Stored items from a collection

◇ ◇ ◇ ◇ ◇

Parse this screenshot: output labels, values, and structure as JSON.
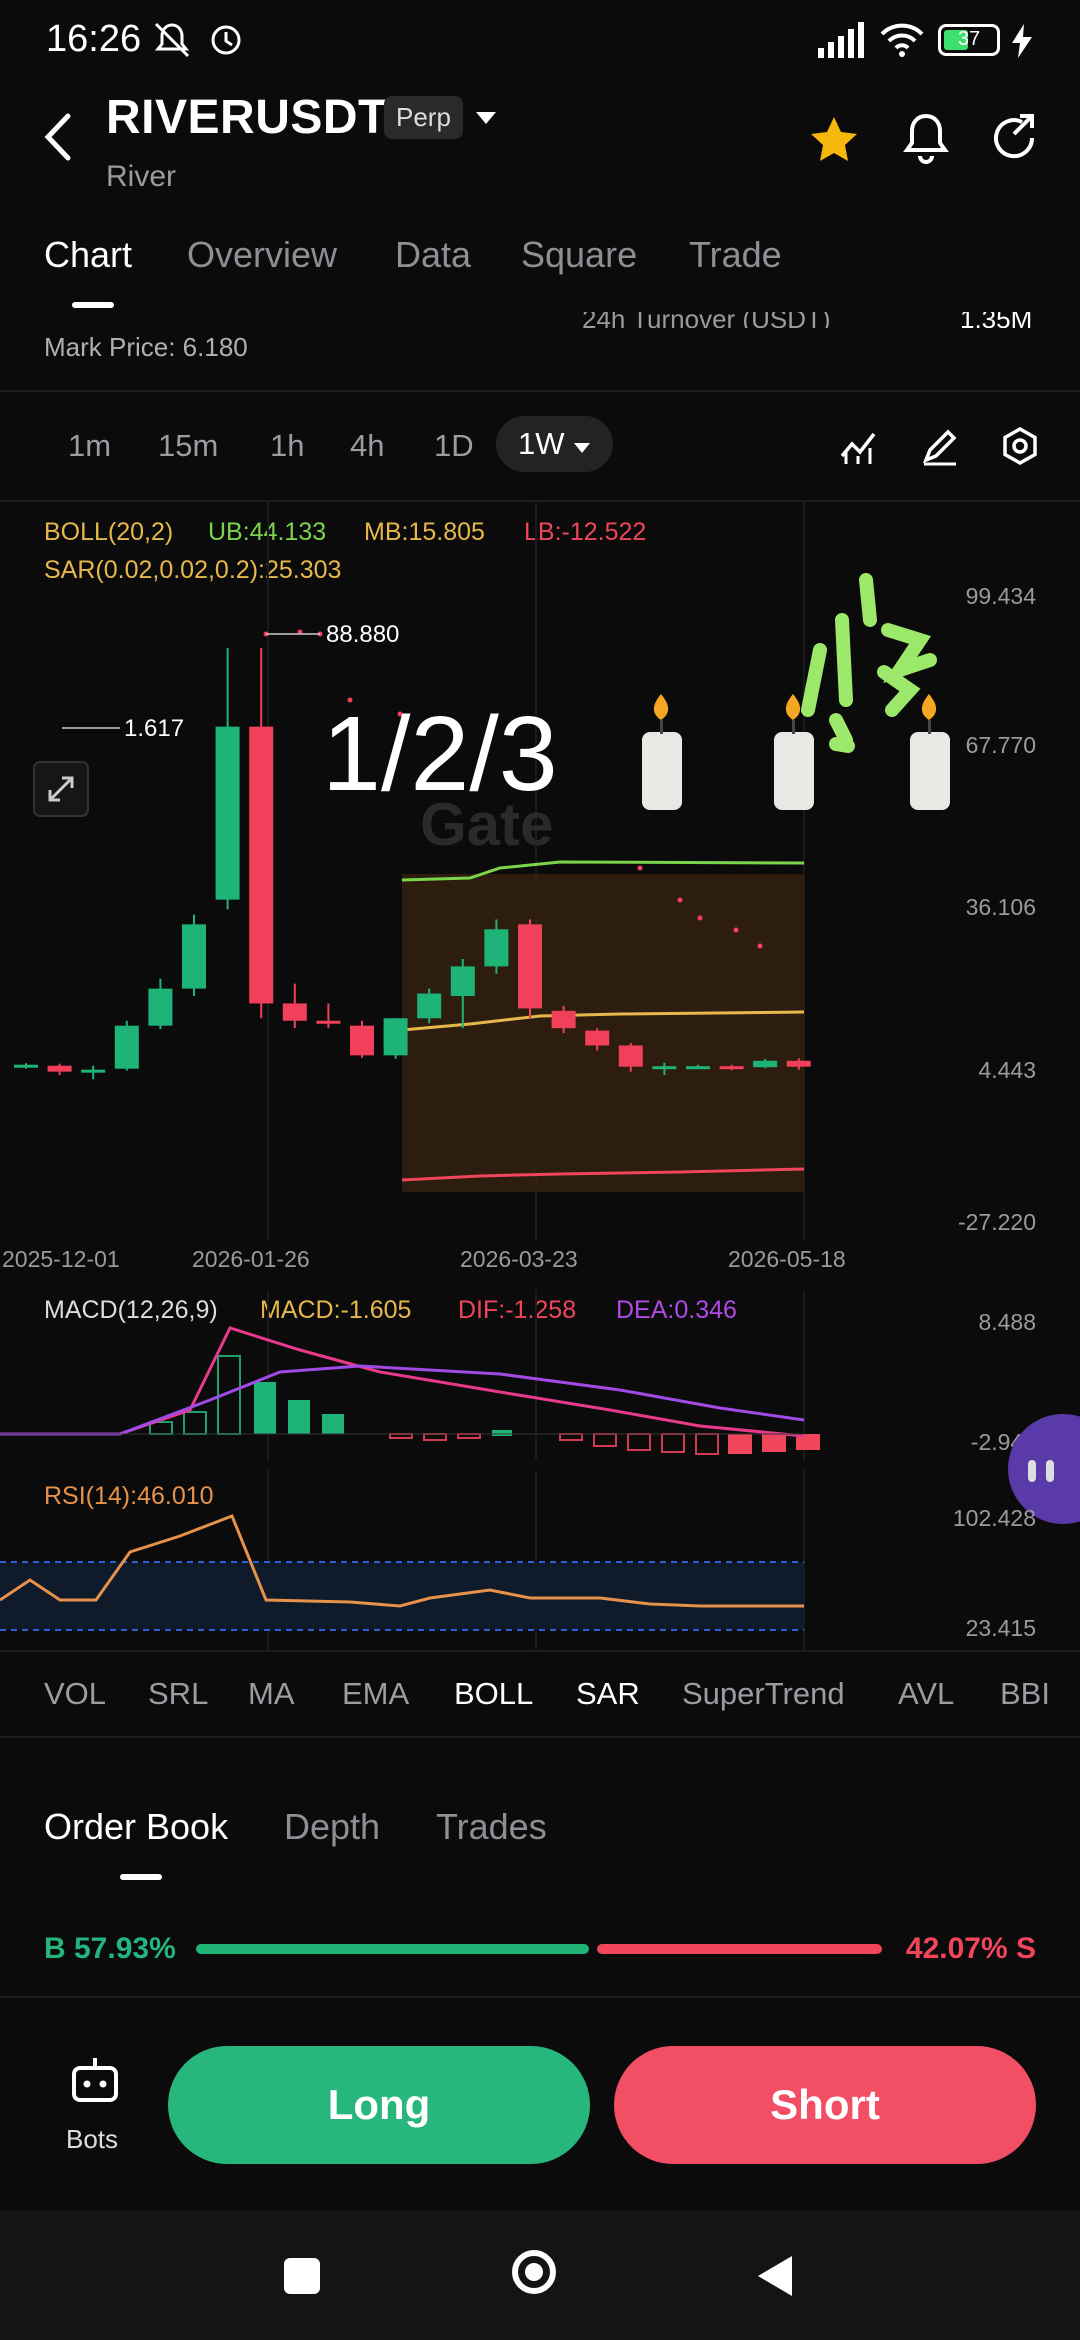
{
  "status_bar": {
    "time": "16:26",
    "battery": "37"
  },
  "header": {
    "symbol": "RIVERUSDT",
    "badge": "Perp",
    "name": "River"
  },
  "tabs": [
    "Chart",
    "Overview",
    "Data",
    "Square",
    "Trade"
  ],
  "stats": {
    "mark_price": "Mark Price: 6.180",
    "turnover_label": "24h   Turnover (USDT)",
    "turnover_value": "1.35M"
  },
  "intervals": [
    "1m",
    "15m",
    "1h",
    "4h",
    "1D",
    "1W"
  ],
  "main_chart": {
    "boll_name": "BOLL(20,2)",
    "boll_ub": "UB:44.133",
    "boll_mb": "MB:15.805",
    "boll_lb": "LB:-12.522",
    "sar": "SAR(0.02,0.02,0.2):25.303",
    "y_ticks": [
      "99.434",
      "67.770",
      "36.106",
      "4.443",
      "-27.220"
    ],
    "x_ticks": [
      "2025-12-01",
      "2026-01-26",
      "2026-03-23",
      "2026-05-18"
    ],
    "high_label": "88.880",
    "low_label": "1.617",
    "overlay_text": "1/2/3",
    "watermark": "Gate"
  },
  "macd": {
    "name": "MACD(12,26,9)",
    "macd": "MACD:-1.605",
    "dif": "DIF:-1.258",
    "dea": "DEA:0.346",
    "y_ticks": [
      "8.488",
      "-2.940"
    ]
  },
  "rsi": {
    "name": "RSI(14):46.010",
    "y_ticks": [
      "102.428",
      "23.415"
    ]
  },
  "indicators": [
    "VOL",
    "SRL",
    "MA",
    "EMA",
    "BOLL",
    "SAR",
    "SuperTrend",
    "AVL",
    "BBI"
  ],
  "order_book_tabs": [
    "Order Book",
    "Depth",
    "Trades"
  ],
  "ratio": {
    "buy": "B 57.93%",
    "sell": "42.07% S",
    "buy_pct": 57.93
  },
  "actions": {
    "bots": "Bots",
    "long": "Long",
    "short": "Short"
  },
  "chart_data": {
    "type": "candlestick",
    "x_ticks": [
      "2025-12-01",
      "2026-01-26",
      "2026-03-23",
      "2026-05-18"
    ],
    "ylim": [
      -27.22,
      99.434
    ],
    "candles": [
      {
        "o": 4.2,
        "h": 4.9,
        "l": 3.8,
        "c": 4.6
      },
      {
        "o": 4.4,
        "h": 4.8,
        "l": 2.5,
        "c": 3.2
      },
      {
        "o": 3.0,
        "h": 4.4,
        "l": 1.617,
        "c": 3.6
      },
      {
        "o": 3.8,
        "h": 13.5,
        "l": 3.4,
        "c": 12.5
      },
      {
        "o": 12.5,
        "h": 22.0,
        "l": 11.8,
        "c": 20.0
      },
      {
        "o": 20.0,
        "h": 35.0,
        "l": 18.5,
        "c": 33.0
      },
      {
        "o": 38.0,
        "h": 88.88,
        "l": 36.0,
        "c": 73.0
      },
      {
        "o": 73.0,
        "h": 88.88,
        "l": 14.0,
        "c": 17.0
      },
      {
        "o": 17.0,
        "h": 21.0,
        "l": 12.0,
        "c": 13.5
      },
      {
        "o": 13.5,
        "h": 17.0,
        "l": 12.0,
        "c": 13.0
      },
      {
        "o": 12.5,
        "h": 13.5,
        "l": 6.0,
        "c": 6.5
      },
      {
        "o": 6.5,
        "h": 14.0,
        "l": 5.8,
        "c": 14.0
      },
      {
        "o": 14.0,
        "h": 20.0,
        "l": 13.0,
        "c": 19.0
      },
      {
        "o": 18.5,
        "h": 26.0,
        "l": 12.0,
        "c": 24.5
      },
      {
        "o": 24.5,
        "h": 34.0,
        "l": 23.0,
        "c": 32.0
      },
      {
        "o": 33.0,
        "h": 34.0,
        "l": 14.0,
        "c": 16.0
      },
      {
        "o": 15.5,
        "h": 16.5,
        "l": 11.0,
        "c": 12.0
      },
      {
        "o": 11.5,
        "h": 12.0,
        "l": 7.5,
        "c": 8.5
      },
      {
        "o": 8.5,
        "h": 9.0,
        "l": 3.2,
        "c": 4.2
      },
      {
        "o": 4.0,
        "h": 5.0,
        "l": 2.5,
        "c": 4.3
      },
      {
        "o": 4.2,
        "h": 4.6,
        "l": 3.8,
        "c": 4.3
      },
      {
        "o": 4.3,
        "h": 4.6,
        "l": 3.5,
        "c": 4.2
      },
      {
        "o": 4.1,
        "h": 5.8,
        "l": 3.9,
        "c": 5.4
      },
      {
        "o": 5.4,
        "h": 5.9,
        "l": 3.6,
        "c": 4.2
      }
    ]
  }
}
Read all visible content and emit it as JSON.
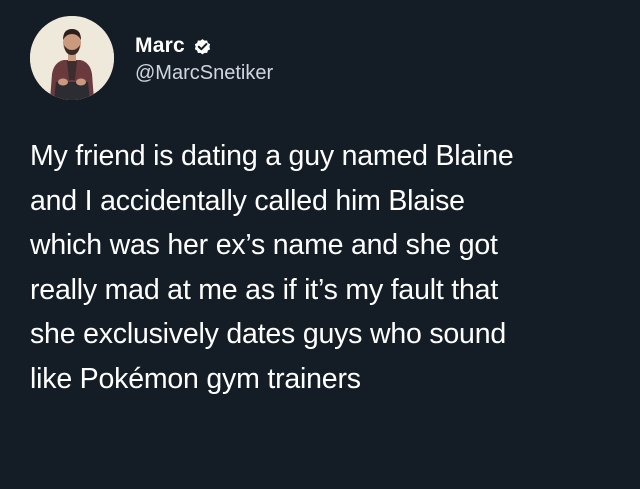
{
  "user": {
    "display_name": "Marc",
    "handle": "@MarcSnetiker",
    "verified_icon": "verified-badge-icon",
    "avatar": "profile-photo"
  },
  "tweet": {
    "lines": [
      "My friend is dating a guy named Blaine",
      "and I accidentally called him Blaise",
      "which was her ex’s name and she got",
      "really mad at me as if it’s my fault that",
      "she exclusively dates guys who sound",
      "like Pokémon gym trainers"
    ]
  },
  "colors": {
    "background": "#141d26",
    "text": "#ffffff",
    "handle": "#d0d6dc"
  }
}
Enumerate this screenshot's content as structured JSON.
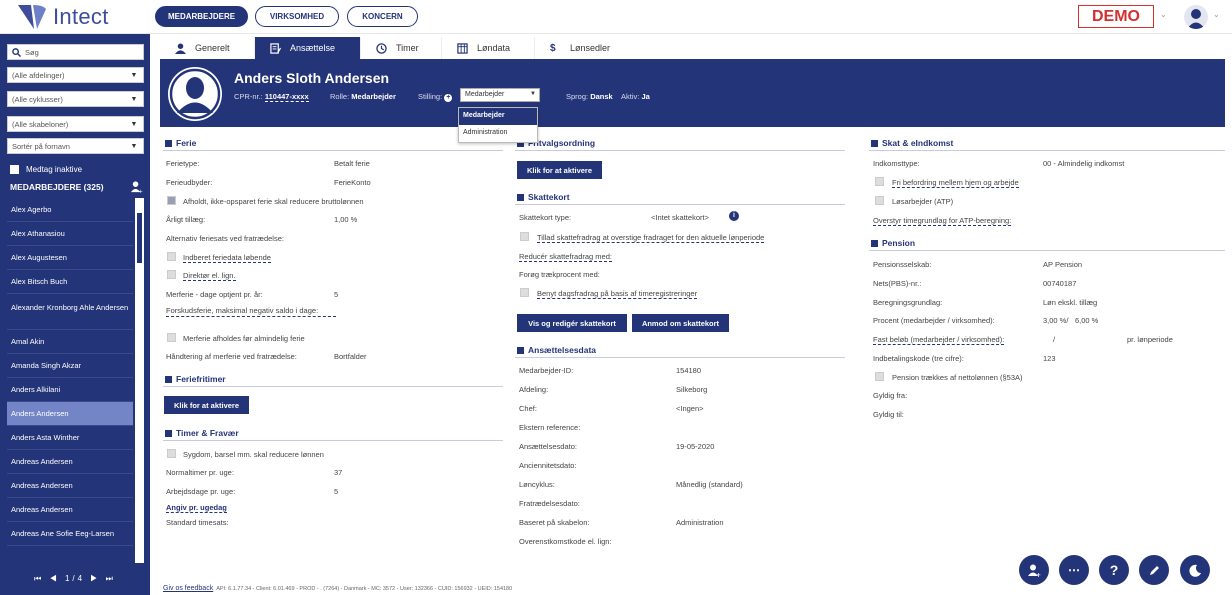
{
  "app": {
    "logo_text": "Intect",
    "demo": "DEMO"
  },
  "nav": {
    "employees": "MEDARBEJDERE",
    "company": "VIRKSOMHED",
    "group": "KONCERN"
  },
  "sidebar": {
    "search_placeholder": "Søg",
    "department": "(Alle afdelinger)",
    "cycle": "(Alle cyklusser)",
    "template": "(Alle skabeloner)",
    "sort": "Sortér på fornavn",
    "include_inactive": "Medtag inaktive",
    "list_header": "MEDARBEJDERE (325)",
    "employees": [
      "Alex Agerbo",
      "Alex Athanasiou",
      "Alex Augustesen",
      "Alex Bitsch Buch",
      "Alexander Kronborg Ahle Andersen",
      "Amal Akin",
      "Amanda Singh Akzar",
      "Anders Alkilani",
      "Anders Andersen",
      "Anders Asta Winther",
      "Andreas Andersen",
      "Andreas Andersen",
      "Andreas Andersen",
      "Andreas Ane Sofie Eeg-Larsen"
    ],
    "selected_index": 8,
    "pager": {
      "first": "⏮",
      "prev": "◀",
      "page": "1/4",
      "next": "▶",
      "last": "⏭"
    }
  },
  "tabs": [
    "Generelt",
    "Ansættelse",
    "Timer",
    "Løndata",
    "Lønsedler"
  ],
  "active_tab": 1,
  "employee": {
    "name": "Anders Sloth Andersen",
    "cpr_label": "CPR-nr.:",
    "cpr": "110447-xxxx",
    "role_label": "Rolle:",
    "role": "Medarbejder",
    "position_label": "Stilling:",
    "position_value": "Medarbejder",
    "position_options": [
      "Medarbejder",
      "Administration"
    ],
    "lang_label": "Sprog:",
    "lang": "Dansk",
    "active_label": "Aktiv:",
    "active": "Ja"
  },
  "ferie": {
    "title": "Ferie",
    "type_label": "Ferietype:",
    "type_value": "Betalt ferie",
    "provider_label": "Ferieudbyder:",
    "provider_value": "FerieKonto",
    "reduce_label": "Afholdt, ikke-opsparet ferie skal reducere bruttolønnen",
    "annual_label": "Årligt tillæg:",
    "annual_value": "1,00 %",
    "alt_label": "Alternativ feriesats ved fratrædelse:",
    "ongoing_label": "Indberet feriedata løbende",
    "director_label": "Direktør el. lign.",
    "extra_days_label": "Merferie - dage optjent pr. år:",
    "extra_days_value": "5",
    "advance_label": "Forskudsferie, maksimal negativ saldo i dage:",
    "extra_first_label": "Merferie afholdes før almindelig ferie",
    "handling_label": "Håndtering af merferie ved fratrædelse:",
    "handling_value": "Bortfalder"
  },
  "ferie_fri": {
    "title": "Feriefritimer",
    "activate": "Klik for at aktivere"
  },
  "timer": {
    "title": "Timer & Fravær",
    "sick_label": "Sygdom, barsel mm. skal reducere lønnen",
    "normal_label": "Normaltimer pr. uge:",
    "normal_value": "37",
    "days_label": "Arbejdsdage pr. uge:",
    "days_value": "5",
    "weekday_link": "Angiv pr. ugedag",
    "rate_label": "Standard timesats:"
  },
  "fritvalg": {
    "title": "Fritvalgsordning",
    "activate": "Klik for at aktivere"
  },
  "skattekort": {
    "title": "Skattekort",
    "type_label": "Skattekort type:",
    "type_value": "<Intet skattekort>",
    "allow_label": "Tillad skattefradrag at overstige fradraget for den aktuelle lønperiode",
    "reduce_label": "Reducér skattefradrag med:",
    "increase_label": "Forøg trækprocent med:",
    "daily_label": "Benyt dagsfradrag på basis af timeregistreringer",
    "view_btn": "Vis og redigér skattekort",
    "request_btn": "Anmod om skattekort"
  },
  "ansaettelse": {
    "title": "Ansættelsesdata",
    "rows": [
      {
        "label": "Medarbejder-ID:",
        "value": "154180"
      },
      {
        "label": "Afdeling:",
        "value": "Silkeborg"
      },
      {
        "label": "Chef:",
        "value": "<Ingen>"
      },
      {
        "label": "Ekstern reference:",
        "value": ""
      },
      {
        "label": "Ansættelsesdato:",
        "value": "19-05-2020"
      },
      {
        "label": "Anciennitetsdato:",
        "value": ""
      },
      {
        "label": "Løncyklus:",
        "value": "Månedlig (standard)"
      },
      {
        "label": "Fratrædelsesdato:",
        "value": ""
      },
      {
        "label": "Baseret på skabelon:",
        "value": "Administration"
      },
      {
        "label": "Overenstkomstkode el. lign:",
        "value": ""
      }
    ]
  },
  "skat": {
    "title": "Skat & eIndkomst",
    "income_label": "Indkomsttype:",
    "income_value": "00 - Almindelig indkomst",
    "transport_label": "Fri befordring mellem hjem og arbejde",
    "atp_label": "Løsarbejder (ATP)",
    "override_label": "Overstyr timegrundlag for ATP-beregning:"
  },
  "pension": {
    "title": "Pension",
    "company_label": "Pensionsselskab:",
    "company_value": "AP Pension",
    "nets_label": "Nets(PBS)-nr.:",
    "nets_value": "00740187",
    "basis_label": "Beregningsgrundlag:",
    "basis_value": "Løn ekskl. tillæg",
    "pct_label": "Procent (medarbejder / virksomhed):",
    "pct_emp": "3,00 %/",
    "pct_comp": "6,00 %",
    "fixed_label": "Fast beløb (medarbejder / virksomhed):",
    "fixed_sep": "/",
    "fixed_unit": "pr. lønperiode",
    "code_label": "Indbetalingskode (tre cifre):",
    "code_value": "123",
    "net_label": "Pension trækkes af nettolønnen (§53A)",
    "from_label": "Gyldig fra:",
    "to_label": "Gyldig til:"
  },
  "footer": {
    "feedback": "Giv os feedback",
    "info": "API: 6.1.77.34 - Client: 6.01.469 - PROD - . (7264) - Danmark - MC: 3572 - User: 132366 - CUID: 156932 - UEID: 154180"
  },
  "colors": {
    "primary": "#243478",
    "selected": "#7385c6",
    "demo": "#d43030"
  }
}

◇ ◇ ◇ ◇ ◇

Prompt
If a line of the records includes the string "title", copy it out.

Reply to the task
    "title": "Ferie",
    "title": "Feriefritimer",
    "title": "Timer & Fravær",
    "title": "Fritvalgsordning",
    "title": "Skattekort",
    "title": "Ansættelsesdata",
    "title": "Skat & eIndkomst",
    "title": "Pension",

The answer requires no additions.